ATO assures small employers transition to STP will be flexible
The ATO is assuring small businesses that its approach to extending single touch payroll will be flexible, reasonable and pragmatic.
Earlier this week, Parliament passed legislation to extend single touch payroll (STP) reporting to include all small employers (those with fewer than 20 employees) from 1 July 2019. STP is pay day reporting by employers to the ATO as it happens, this reporting having started on 1 July 2018 for large employers (20 or more employees).
Following the Parliament’s approval, commissioner Chris Jordan said that the ATO understands there will be circumstances where more time is needed to implement STP or lodge reports.
“We will offer micro employers (one to four employees) help to transition to STP and a number of alternative options – such as allowing those who rely on a registered tax or BAS agent to report quarterly for the first two years, rather than each time payroll is run,” Mr Jordan said in a statement.
He noted that small employers can start reporting any time from the 1 July start date to 30 September 2019.
“We will grant deferrals to any small employer who requests additional time to start STP reporting,” Mr Jordan explained.
No penalties for mistakes, missed or late reports will be implemented for the first year, he noted.
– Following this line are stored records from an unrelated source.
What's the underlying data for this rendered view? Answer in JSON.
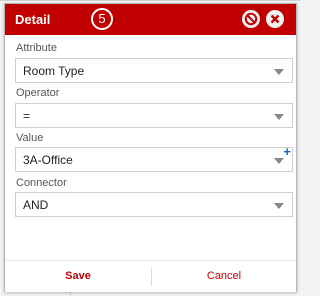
{
  "dialog": {
    "title": "Detail",
    "step": "5",
    "accent_color": "#c00000",
    "header_icons": [
      "clear-icon",
      "close-icon"
    ]
  },
  "fields": {
    "attribute": {
      "label": "Attribute",
      "value": "Room Type"
    },
    "operator": {
      "label": "Operator",
      "value": "="
    },
    "value": {
      "label": "Value",
      "value": "3A-Office",
      "add_icon": "plus-icon"
    },
    "connector": {
      "label": "Connector",
      "value": "AND"
    }
  },
  "footer": {
    "save_label": "Save",
    "cancel_label": "Cancel"
  }
}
Additionally, Mr Jordan said, the ATO will exempt employers that are experiencing hardship, or are located in areas with intermittent or no internet connection.
“Pleasingly, many small employers have already taken up STP reporting and they have provided positive feedback that STP makes payroll reporting easier,” Mr Jordan added.
By extending STP to all employers, the ATO is hoping to up transparency, provide a level playing field for small business and ensure all Australians get their full superannuation entitlements.